Both authors (MJ and EI) contributed to the drafting of the manuscript and critical revision of manuscript for important intellectual content.
Conflict of Interest Statement
The authors declare that the research was conducted in the absence of any commercial or financial relationships that could be construed as a potential conflict of interest.
1. Ducharme S, Price BH, Larvie M, Dougherty DD, Dickerson BC. Clinical approach to the differential diagnosis between behavioral variant frontotemporal dementia and primary psychiatric disorders. Am J Psychiatry (2015) 172(9):827–37. doi:10.1176/appi.ajp.2015.14101248
2. Seager S. Where Hell Is Other Patients. Page A31 of the New York Edition; November 11, 2014. The New York Times (2014). Available from: http://www.nytimes.com/2014/11/11/opinion/where-hell-is-other-patients.html?_r=0
5. Liljegren M, Naasan G, Temlett J, Perry DC, Rankin KP, Merrilees J, et al. Criminal behavior in frontotemporal dementia and Alzheimer disease. JAMA Neurol (2015) 72(3):295–300. doi:10.1001/jamaneurol.2014.3781
6. Ivleva EI, Bidesi AS, Keshavan MS, Pearlson GD, Meda SA, Dodig D, et al. Gray matter volume as an intermediate phenotype for psychosis: bipolar-schizophrenia network on intermediate phenotypes (B-SNIP). Am J Psychiatry (2013) 170(11):1285–96. doi:10.1176/appi.ajp.2013.13010126
7. Insel T, Cuthbert B, Garvey M, Heinssen R, Pine DS, Quinn K, et al. Research domain criteria (RDoC): toward a new classification framework for research on mental disorders. Am J Psychiatry (2010) 167(7):748–51. doi:10.1176/appi.ajp.2010.09091379

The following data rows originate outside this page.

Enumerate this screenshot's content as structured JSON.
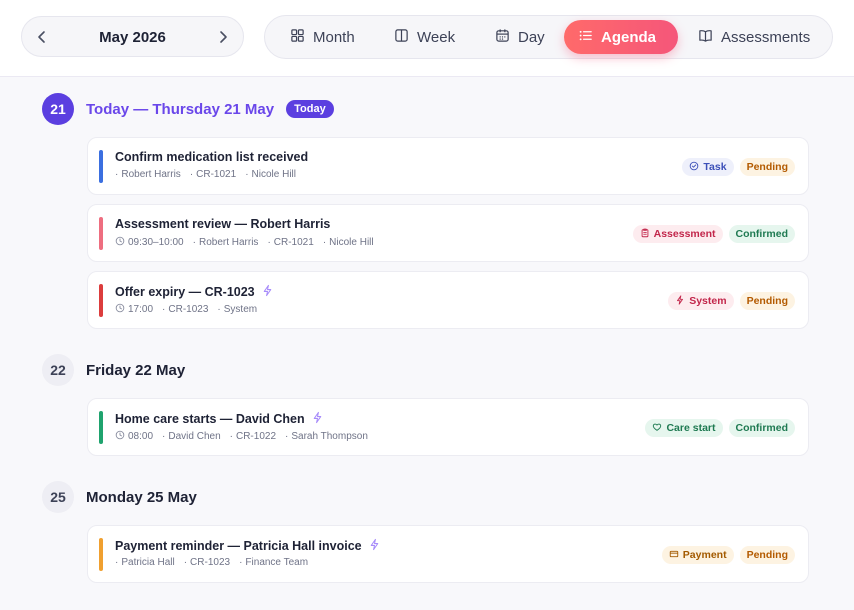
{
  "header": {
    "month_label": "May 2026",
    "views": [
      {
        "label": "Month",
        "icon": "grid-icon",
        "active": false
      },
      {
        "label": "Week",
        "icon": "columns-icon",
        "active": false
      },
      {
        "label": "Day",
        "icon": "calendar-icon",
        "active": false
      },
      {
        "label": "Agenda",
        "icon": "list-icon",
        "active": true
      },
      {
        "label": "Assessments",
        "icon": "book-icon",
        "active": false
      }
    ]
  },
  "days": [
    {
      "number": "21",
      "title": "Today — Thursday 21 May",
      "is_today": true,
      "badge": "Today",
      "events": [
        {
          "title": "Confirm medication list received",
          "accent_color": "#3b6fe0",
          "time": "",
          "meta": [
            "Robert Harris",
            "CR-1021",
            "Nicole Hill"
          ],
          "automated": false,
          "type": {
            "label": "Task",
            "icon": "check-circle-icon",
            "color": "#3b4fb8",
            "bg": "#eef0fb"
          },
          "status": {
            "label": "Pending",
            "color": "#b35a00",
            "bg": "#fdf3e2"
          }
        },
        {
          "title": "Assessment review — Robert Harris",
          "accent_color": "#ee6e80",
          "time": "09:30–10:00",
          "meta": [
            "Robert Harris",
            "CR-1021",
            "Nicole Hill"
          ],
          "automated": false,
          "type": {
            "label": "Assessment",
            "icon": "clipboard-icon",
            "color": "#c2264b",
            "bg": "#fdecef"
          },
          "status": {
            "label": "Confirmed",
            "color": "#1f7a52",
            "bg": "#e6f6ee"
          }
        },
        {
          "title": "Offer expiry — CR-1023",
          "accent_color": "#dc3d3d",
          "time": "17:00",
          "meta": [
            "CR-1023",
            "System"
          ],
          "automated": true,
          "type": {
            "label": "System",
            "icon": "lightning-icon",
            "color": "#c2264b",
            "bg": "#fdecef"
          },
          "status": {
            "label": "Pending",
            "color": "#b35a00",
            "bg": "#fdf3e2"
          }
        }
      ]
    },
    {
      "number": "22",
      "title": "Friday 22 May",
      "is_today": false,
      "badge": "",
      "events": [
        {
          "title": "Home care starts — David Chen",
          "accent_color": "#1fa36e",
          "time": "08:00",
          "meta": [
            "David Chen",
            "CR-1022",
            "Sarah Thompson"
          ],
          "automated": true,
          "type": {
            "label": "Care start",
            "icon": "heart-icon",
            "color": "#1f7a52",
            "bg": "#e6f6ee"
          },
          "status": {
            "label": "Confirmed",
            "color": "#1f7a52",
            "bg": "#e6f6ee"
          }
        }
      ]
    },
    {
      "number": "25",
      "title": "Monday 25 May",
      "is_today": false,
      "badge": "",
      "events": [
        {
          "title": "Payment reminder — Patricia Hall invoice",
          "accent_color": "#f0a030",
          "time": "",
          "meta": [
            "Patricia Hall",
            "CR-1023",
            "Finance Team"
          ],
          "automated": true,
          "type": {
            "label": "Payment",
            "icon": "card-icon",
            "color": "#a35a00",
            "bg": "#fdf3e2"
          },
          "status": {
            "label": "Pending",
            "color": "#b35a00",
            "bg": "#fdf3e2"
          }
        }
      ]
    }
  ]
}
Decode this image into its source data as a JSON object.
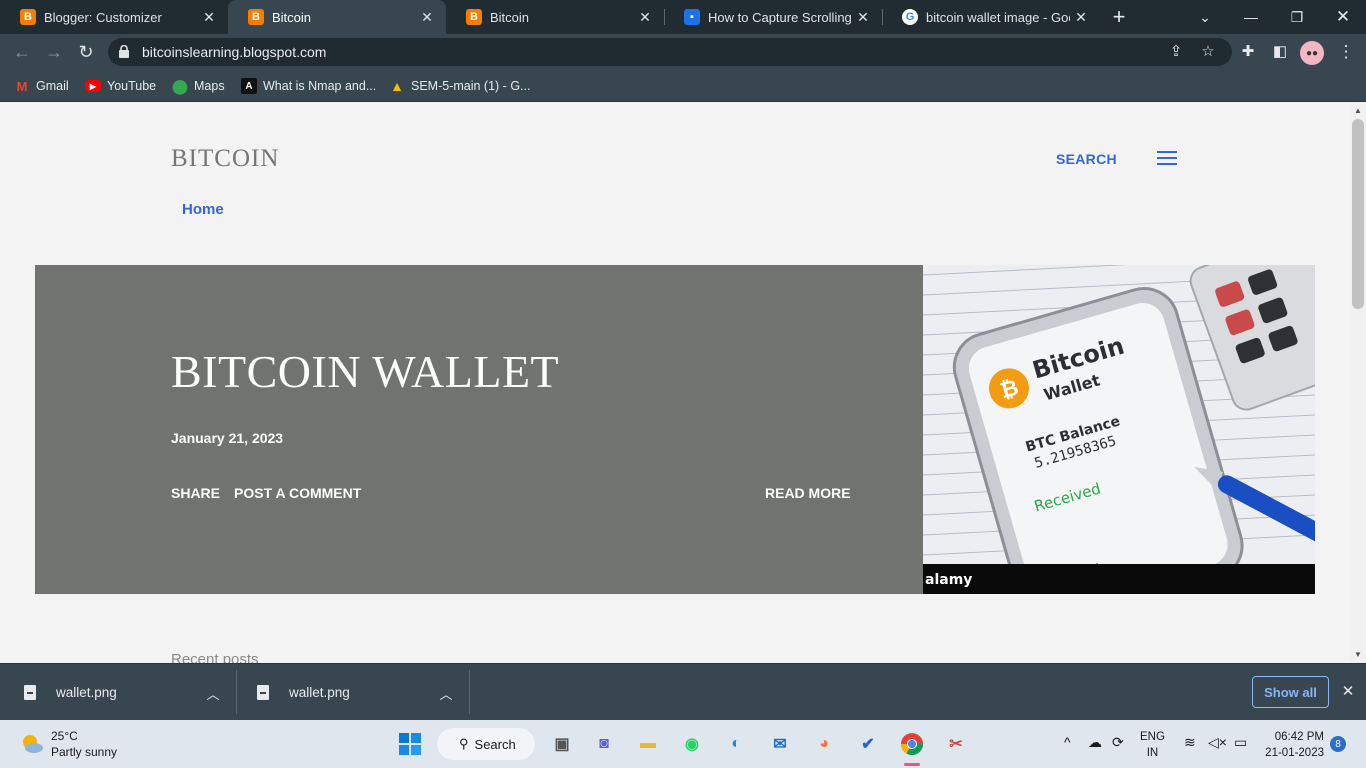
{
  "tabs": [
    {
      "title": "Blogger: Customizer",
      "icon": "blogger-icon",
      "active": false
    },
    {
      "title": "Bitcoin",
      "icon": "blogger-icon",
      "active": true
    },
    {
      "title": "Bitcoin",
      "icon": "blogger-icon",
      "active": false
    },
    {
      "title": "How to Capture Scrolling Scr",
      "icon": "microsoft-icon",
      "active": false
    },
    {
      "title": "bitcoin wallet image - Googl",
      "icon": "google-icon",
      "active": false
    }
  ],
  "address": {
    "url": "bitcoinslearning.blogspot.com"
  },
  "bookmarks": [
    {
      "label": "Gmail",
      "icon": "gmail-icon"
    },
    {
      "label": "YouTube",
      "icon": "youtube-icon"
    },
    {
      "label": "Maps",
      "icon": "maps-icon"
    },
    {
      "label": "What is Nmap and...",
      "icon": "nmap-icon"
    },
    {
      "label": "SEM-5-main (1) - G...",
      "icon": "drive-icon"
    }
  ],
  "page": {
    "site_title": "BITCOIN",
    "search_label": "SEARCH",
    "nav_home": "Home",
    "post": {
      "title": "BITCOIN WALLET",
      "date": "January 21, 2023",
      "share": "SHARE",
      "comment": "POST A COMMENT",
      "read_more": "READ MORE"
    },
    "image": {
      "brand": "Bitcoin",
      "sub": "Wallet",
      "balance_label": "BTC Balance",
      "balance": "5.21958365",
      "received": "Received",
      "sent": "Sent",
      "watermark": "alamy"
    },
    "recent_posts": "Recent posts"
  },
  "downloads": {
    "items": [
      {
        "name": "wallet.png"
      },
      {
        "name": "wallet.png"
      }
    ],
    "show_all": "Show all"
  },
  "taskbar": {
    "weather_temp": "25°C",
    "weather_desc": "Partly sunny",
    "search": "Search",
    "lang_line1": "ENG",
    "lang_line2": "IN",
    "time": "06:42 PM",
    "date": "21-01-2023",
    "notifications": "8"
  },
  "colors": {
    "accent": "#3367d6",
    "hero_bg": "#707370",
    "chrome_dark": "#212b32",
    "chrome_toolbar": "#38474f"
  }
}
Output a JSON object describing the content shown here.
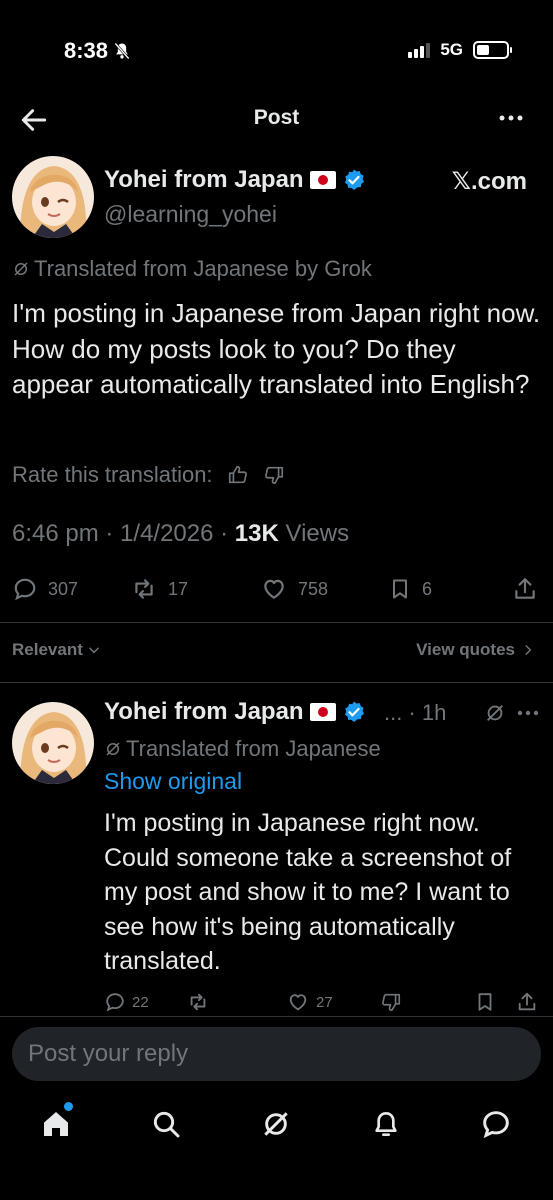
{
  "status_bar": {
    "time": "8:38",
    "network": "5G"
  },
  "header": {
    "title": "Post"
  },
  "post": {
    "author_name": "Yohei from Japan",
    "handle": "@learning_yohei",
    "source_label": "𝕏.com",
    "translated_label": "Translated from Japanese by Grok",
    "text": "I'm posting in Japanese from Japan right now. How do my posts look to you? Do they appear automatically translated into English?",
    "rate_label": "Rate this translation:",
    "time": "6:46 pm",
    "date": "1/4/2026",
    "views_count": "13K",
    "views_label": "Views",
    "stats": {
      "replies": "307",
      "reposts": "17",
      "likes": "758",
      "bookmarks": "6"
    }
  },
  "filter": {
    "sort_label": "Relevant",
    "quotes_label": "View quotes"
  },
  "reply": {
    "author_name": "Yohei from Japan",
    "meta": "... · 1h",
    "translated_label": "Translated from Japanese",
    "show_original": "Show original",
    "text": "I'm posting in Japanese right now. Could someone take a screenshot of my post and show it to me? I want to see how it's being automatically translated.",
    "stats": {
      "replies": "22",
      "likes": "27"
    }
  },
  "composer": {
    "placeholder": "Post your reply"
  },
  "colors": {
    "background": "#000000",
    "accent": "#1d9bf0",
    "muted": "#71767b",
    "text": "#e7e9ea"
  }
}
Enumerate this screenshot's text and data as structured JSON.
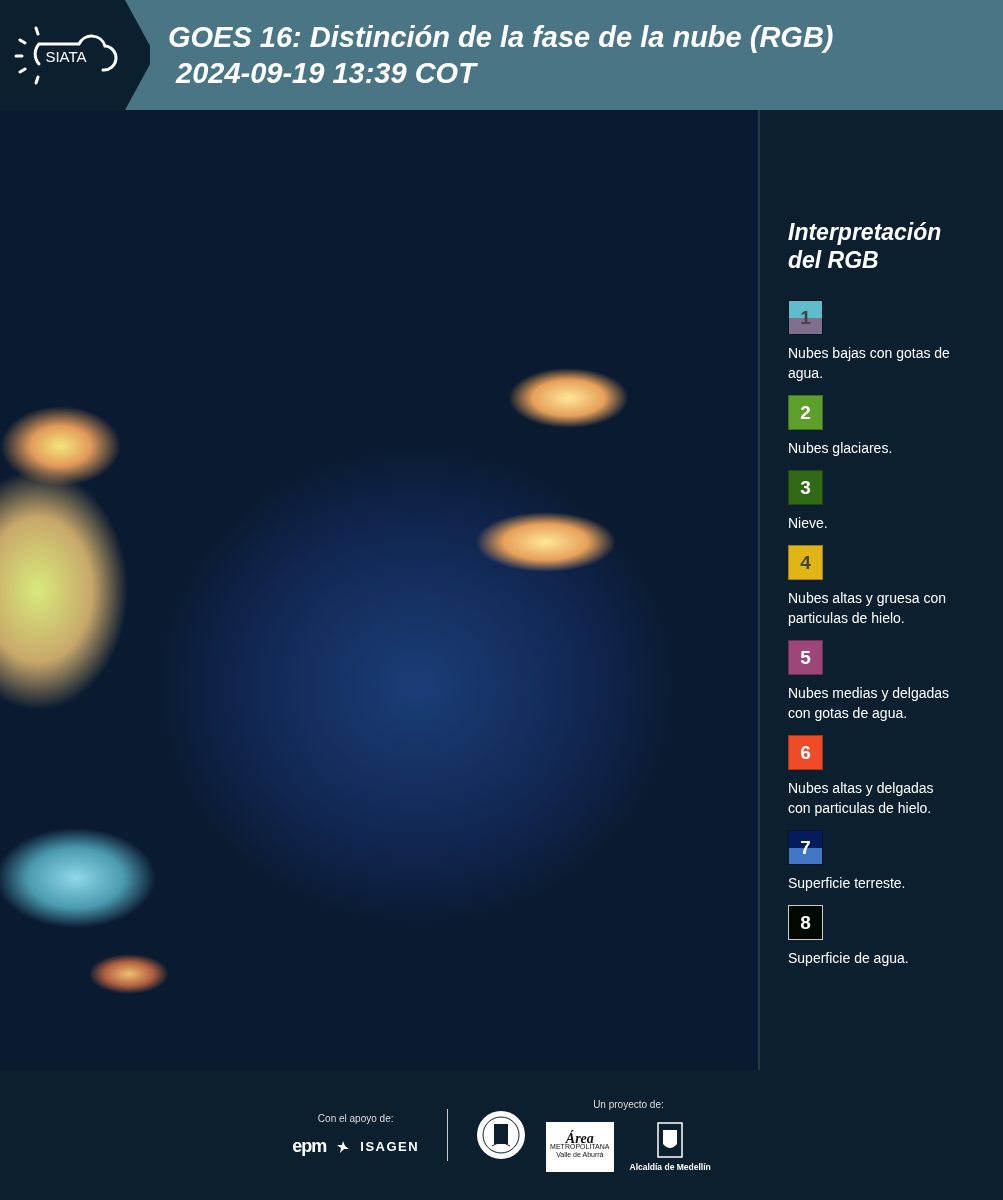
{
  "header": {
    "logo_text": "SIATA",
    "title": "GOES 16: Distinción de la fase de la nube (RGB)",
    "timestamp": "2024-09-19 13:39 COT"
  },
  "legend": {
    "title": "Interpretación del RGB",
    "items": [
      {
        "number": "1",
        "description": "Nubes bajas con gotas de agua.",
        "bands": [
          {
            "color": "#5fbccb"
          },
          {
            "color": "#7f7090"
          }
        ]
      },
      {
        "number": "2",
        "description": "Nubes glaciares.",
        "color": "#5e9e2a"
      },
      {
        "number": "3",
        "description": "Nieve.",
        "color": "#316815"
      },
      {
        "number": "4",
        "description": "Nubes altas y gruesa con particulas de hielo.",
        "color": "#e2b517"
      },
      {
        "number": "5",
        "description": "Nubes medias y delgadas con gotas de agua.",
        "color": "#9d4679"
      },
      {
        "number": "6",
        "description": "Nubes altas y delgadas con particulas de hielo.",
        "color": "#ee4b27"
      },
      {
        "number": "7",
        "description": "Superficie terreste.",
        "bands": [
          {
            "color": "#041c5e"
          },
          {
            "color": "#4476c8"
          }
        ]
      },
      {
        "number": "8",
        "description": "Superficie de agua.",
        "color": "#000800"
      }
    ]
  },
  "footer": {
    "support_label": "Con el apoyo de:",
    "support_logos": [
      "epm",
      "ISAGEN"
    ],
    "project_label": "Un proyecto de:",
    "area_logo": {
      "title": "Área",
      "lines": [
        "METROPOLITANA",
        "Valle de Aburrá"
      ]
    },
    "city_logo_text": "Alcaldía de Medellín"
  }
}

8. Jha MK, Lambert ES, Beadles BA, Spradling B, Martinez R, Renfro N, et al. A case of frontotemporal dementia presenting with treatment-refractory psychosis and extreme violence: response to combination of clozapine, medroxyprogesterone, and sertraline. J Clin Psychopharmacol (2015) 35(6):732–3. doi:10.1097/JCP.0000000000000414
9. Trivedi MH, Daly EJ. Measurement-based care for refractory depression: a clinical decision support model for clinical research and practice. Drug Alcohol Depend (2007) 88(Suppl 2):S61–71. doi:10.1016/j.drugalcdep.2007.01.007
Keywords: frontotemporal dementia, forensic psychiatry, psychosis, aggression, measurement-based care
Citation: Jha MK and Ivleva E (2016) Commentary: Clinical Approach to the Differential Diagnosis between Behavioral Variant Frontotemporal Dementia and Primary Psychiatric Disorders. Front. Psychiatry 7:23. doi: 10.3389/fpsyt.2016.00023
Received: 18 December 2015; Accepted: 09 February 2016;
Published: 24 February 2016
Edited by:Adriana Mihai, University of Medicine and Pharmacy of Târgu Mureş, Romania
Reviewed by:Liana Dehelean, Victor Babeş University of Medicine and Pharmacy Timişoara, Romania
Costin Roventa, Prof. Dr. Alexandru Obregia Clinical Hospital of Psychiatry, Romania
Copyright: © 2016 Jha and Ivleva. This is an open-access article distributed under the terms of the Creative Commons Attribution License (CC BY). The use, distribution or reproduction in other forums is permitted, provided the original author(s) or licensor are credited and that the original publication in this journal is cited, in accordance with accepted academic practice. No use, distribution or reproduction is permitted which does not comply with these terms.
*Correspondence: Manish Kumar Jha, email@example.com